## Task details:
Could you please write out the data shown below, exactly and in full?

>>>>

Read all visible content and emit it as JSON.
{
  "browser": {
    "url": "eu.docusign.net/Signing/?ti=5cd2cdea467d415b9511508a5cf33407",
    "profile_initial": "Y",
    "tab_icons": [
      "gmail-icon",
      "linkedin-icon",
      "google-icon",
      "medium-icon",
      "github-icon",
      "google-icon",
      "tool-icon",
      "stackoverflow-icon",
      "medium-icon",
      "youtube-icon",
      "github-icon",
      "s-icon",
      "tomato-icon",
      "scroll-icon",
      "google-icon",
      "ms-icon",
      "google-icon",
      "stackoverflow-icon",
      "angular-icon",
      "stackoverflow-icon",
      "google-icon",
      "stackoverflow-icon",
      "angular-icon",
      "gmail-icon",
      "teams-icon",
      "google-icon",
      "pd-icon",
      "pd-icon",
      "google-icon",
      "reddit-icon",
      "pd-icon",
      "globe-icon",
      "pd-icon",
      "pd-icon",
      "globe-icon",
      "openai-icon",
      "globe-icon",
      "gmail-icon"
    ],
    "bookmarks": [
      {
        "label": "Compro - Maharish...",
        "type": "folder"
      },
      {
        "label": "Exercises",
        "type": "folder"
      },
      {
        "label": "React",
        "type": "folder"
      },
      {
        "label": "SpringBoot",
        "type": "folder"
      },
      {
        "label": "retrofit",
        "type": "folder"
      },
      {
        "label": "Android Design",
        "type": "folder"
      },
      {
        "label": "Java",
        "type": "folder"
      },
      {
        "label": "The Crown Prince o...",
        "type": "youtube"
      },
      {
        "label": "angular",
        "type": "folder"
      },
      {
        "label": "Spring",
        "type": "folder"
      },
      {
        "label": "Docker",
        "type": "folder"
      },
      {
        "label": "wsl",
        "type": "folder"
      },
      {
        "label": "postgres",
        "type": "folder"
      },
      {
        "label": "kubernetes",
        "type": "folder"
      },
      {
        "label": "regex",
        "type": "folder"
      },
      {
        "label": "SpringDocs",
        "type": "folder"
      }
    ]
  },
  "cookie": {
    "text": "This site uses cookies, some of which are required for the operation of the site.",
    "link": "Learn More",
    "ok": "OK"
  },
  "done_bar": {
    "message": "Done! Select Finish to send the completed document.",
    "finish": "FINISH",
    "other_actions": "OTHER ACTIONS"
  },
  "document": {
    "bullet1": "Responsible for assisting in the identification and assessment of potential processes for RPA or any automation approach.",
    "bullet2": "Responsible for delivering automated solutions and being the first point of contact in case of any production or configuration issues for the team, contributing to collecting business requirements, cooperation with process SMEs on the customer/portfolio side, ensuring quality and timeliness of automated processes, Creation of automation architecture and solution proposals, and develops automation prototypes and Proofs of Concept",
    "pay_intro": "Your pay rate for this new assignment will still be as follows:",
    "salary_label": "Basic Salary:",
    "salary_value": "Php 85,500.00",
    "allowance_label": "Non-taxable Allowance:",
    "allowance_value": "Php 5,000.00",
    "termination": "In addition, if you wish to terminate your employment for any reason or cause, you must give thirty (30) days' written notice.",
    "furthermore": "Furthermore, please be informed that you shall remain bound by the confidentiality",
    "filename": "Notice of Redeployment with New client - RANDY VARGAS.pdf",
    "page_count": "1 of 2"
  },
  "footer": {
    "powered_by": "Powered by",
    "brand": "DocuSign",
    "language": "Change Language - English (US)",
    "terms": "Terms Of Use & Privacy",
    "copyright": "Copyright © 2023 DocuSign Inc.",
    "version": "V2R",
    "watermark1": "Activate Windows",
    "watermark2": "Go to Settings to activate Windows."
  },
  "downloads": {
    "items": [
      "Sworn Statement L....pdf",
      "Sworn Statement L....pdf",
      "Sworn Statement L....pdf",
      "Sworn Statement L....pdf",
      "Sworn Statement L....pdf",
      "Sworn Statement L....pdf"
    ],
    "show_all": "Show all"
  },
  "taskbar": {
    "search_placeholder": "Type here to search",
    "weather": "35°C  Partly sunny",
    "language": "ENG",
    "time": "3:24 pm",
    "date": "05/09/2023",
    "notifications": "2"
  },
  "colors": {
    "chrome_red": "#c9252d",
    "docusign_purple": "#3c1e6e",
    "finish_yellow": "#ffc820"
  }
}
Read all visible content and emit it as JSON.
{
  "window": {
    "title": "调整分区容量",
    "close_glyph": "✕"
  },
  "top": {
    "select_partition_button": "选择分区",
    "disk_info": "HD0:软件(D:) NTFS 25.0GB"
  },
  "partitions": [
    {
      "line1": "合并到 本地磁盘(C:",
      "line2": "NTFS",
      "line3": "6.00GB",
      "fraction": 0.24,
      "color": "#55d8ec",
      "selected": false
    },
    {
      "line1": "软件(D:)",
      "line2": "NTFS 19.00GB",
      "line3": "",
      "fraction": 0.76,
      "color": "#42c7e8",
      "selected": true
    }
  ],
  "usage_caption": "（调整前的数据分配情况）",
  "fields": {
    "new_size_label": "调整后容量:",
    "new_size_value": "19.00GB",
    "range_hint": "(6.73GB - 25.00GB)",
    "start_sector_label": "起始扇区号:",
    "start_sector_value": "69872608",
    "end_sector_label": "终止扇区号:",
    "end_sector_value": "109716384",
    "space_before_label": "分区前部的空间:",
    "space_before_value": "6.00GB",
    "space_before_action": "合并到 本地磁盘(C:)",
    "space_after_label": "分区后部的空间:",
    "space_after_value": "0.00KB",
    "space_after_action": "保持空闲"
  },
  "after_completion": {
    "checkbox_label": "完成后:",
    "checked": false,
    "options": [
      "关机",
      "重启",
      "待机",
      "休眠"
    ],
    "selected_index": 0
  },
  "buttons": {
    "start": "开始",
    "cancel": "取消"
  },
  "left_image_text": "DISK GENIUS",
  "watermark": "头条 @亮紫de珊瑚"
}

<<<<

## Written answer:
Read all visible content and emit it as JSON.
{
  "browser": {
    "url": "eu.docusign.net/Signing/?ti=5cd2cdea467d415b9511508a5cf33407",
    "profile_initial": "Y",
    "tab_icons": [
      "gmail-icon",
      "linkedin-icon",
      "google-icon",
      "medium-icon",
      "github-icon",
      "google-icon",
      "tool-icon",
      "stackoverflow-icon",
      "medium-icon",
      "youtube-icon",
      "github-icon",
      "s-icon",
      "tomato-icon",
      "scroll-icon",
      "google-icon",
      "ms-icon",
      "google-icon",
      "stackoverflow-icon",
      "angular-icon",
      "stackoverflow-icon",
      "google-icon",
      "stackoverflow-icon",
      "angular-icon",
      "gmail-icon",
      "teams-icon",
      "google-icon",
      "pd-icon",
      "pd-icon",
      "google-icon",
      "reddit-icon",
      "pd-icon",
      "globe-icon",
      "pd-icon",
      "pd-icon",
      "globe-icon",
      "openai-icon",
      "globe-icon",
      "gmail-icon"
    ],
    "bookmarks": [
      {
        "label": "Compro - Maharish...",
        "type": "folder"
      },
      {
        "label": "Exercises",
        "type": "folder"
      },
      {
        "label": "React",
        "type": "folder"
      },
      {
        "label": "SpringBoot",
        "type": "folder"
      },
      {
        "label": "retrofit",
        "type": "folder"
      },
      {
        "label": "Android Design",
        "type": "folder"
      },
      {
        "label": "Java",
        "type": "folder"
      },
      {
        "label": "The Crown Prince o...",
        "type": "youtube"
      },
      {
        "label": "angular",
        "type": "folder"
      },
      {
        "label": "Spring",
        "type": "folder"
      },
      {
        "label": "Docker",
        "type": "folder"
      },
      {
        "label": "wsl",
        "type": "folder"
      },
      {
        "label": "postgres",
        "type": "folder"
      },
      {
        "label": "kubernetes",
        "type": "folder"
      },
      {
        "label": "regex",
        "type": "folder"
      },
      {
        "label": "SpringDocs",
        "type": "folder"
      }
    ]
  },
  "cookie": {
    "text": "This site uses cookies, some of which are required for the operation of the site.",
    "link": "Learn More",
    "ok": "OK"
  },
  "done_bar": {
    "message": "Done! Select Finish to send the completed document.",
    "finish": "FINISH",
    "other_actions": "OTHER ACTIONS"
  },
  "document": {
    "bullet1": "Responsible for assisting in the identification and assessment of potential processes for RPA or any automation approach.",
    "bullet2": "Responsible for delivering automated solutions and being the first point of contact in case of any production or configuration issues for the team, contributing to collecting business requirements, cooperation with process SMEs on the customer/portfolio side, ensuring quality and timeliness of automated processes, Creation of automation architecture and solution proposals, and develops automation prototypes and Proofs of Concept",
    "pay_intro": "Your pay rate for this new assignment will still be as follows:",
    "salary_label": "Basic Salary:",
    "salary_value": "Php 85,500.00",
    "allowance_label": "Non-taxable Allowance:",
    "allowance_value": "Php 5,000.00",
    "termination": "In addition, if you wish to terminate your employment for any reason or cause, you must give thirty (30) days' written notice.",
    "furthermore": "Furthermore, please be informed that you shall remain bound by the confidentiality",
    "filename": "Notice of Redeployment with New client - RANDY VARGAS.pdf",
    "page_count": "1 of 2"
  },
  "footer": {
    "powered_by": "Powered by",
    "brand": "DocuSign",
    "language": "Change Language - English (US)",
    "terms": "Terms Of Use & Privacy",
    "copyright": "Copyright © 2023 DocuSign Inc.",
    "version": "V2R",
    "watermark1": "Activate Windows",
    "watermark2": "Go to Settings to activate Windows."
  },
  "downloads": {
    "items": [
      "Sworn Statement L....pdf",
      "Sworn Statement L....pdf",
      "Sworn Statement L....pdf",
      "Sworn Statement L....pdf",
      "Sworn Statement L....pdf",
      "Sworn Statement L....pdf"
    ],
    "show_all": "Show all"
  },
  "taskbar": {
    "search_placeholder": "Type here to search",
    "weather": "35°C  Partly sunny",
    "language": "ENG",
    "time": "3:24 pm",
    "date": "05/09/2023",
    "notifications": "2"
  },
  "colors": {
    "chrome_red": "#c9252d",
    "docusign_purple": "#3c1e6e",
    "finish_yellow": "#ffc820"
  }
}
Read all visible content and emit it as JSON.
{
  "window": {
    "title": "调整分区容量",
    "close_glyph": "✕"
  },
  "top": {
    "select_partition_button": "选择分区",
    "disk_info": "HD0:软件(D:) NTFS 25.0GB"
  },
  "partitions": [
    {
      "line1": "合并到 本地磁盘(C:",
      "line2": "NTFS",
      "line3": "6.00GB",
      "fraction": 0.24,
      "color": "#55d8ec",
      "selected": false
    },
    {
      "line1": "软件(D:)",
      "line2": "NTFS 19.00GB",
      "line3": "",
      "fraction": 0.76,
      "color": "#42c7e8",
      "selected": true
    }
  ],
  "usage_caption": "（调整前的数据分配情况）",
  "fields": {
    "new_size_label": "调整后容量:",
    "new_size_value": "19.00GB",
    "range_hint": "(6.73GB - 25.00GB)",
    "start_sector_label": "起始扇区号:",
    "start_sector_value": "69872608",
    "end_sector_label": "终止扇区号:",
    "end_sector_value": "109716384",
    "space_before_label": "分区前部的空间:",
    "space_before_value": "6.00GB",
    "space_before_action": "合并到 本地磁盘(C:)",
    "space_after_label": "分区后部的空间:",
    "space_after_value": "0.00KB",
    "space_after_action": "保持空闲"
  },
  "after_completion": {
    "checkbox_label": "完成后:",
    "checked": false,
    "options": [
      "关机",
      "重启",
      "待机",
      "休眠"
    ],
    "selected_index": 0
  },
  "buttons": {
    "start": "开始",
    "cancel": "取消"
  },
  "left_image_text": "DISK GENIUS",
  "watermark": "头条 @亮紫de珊瑚"
}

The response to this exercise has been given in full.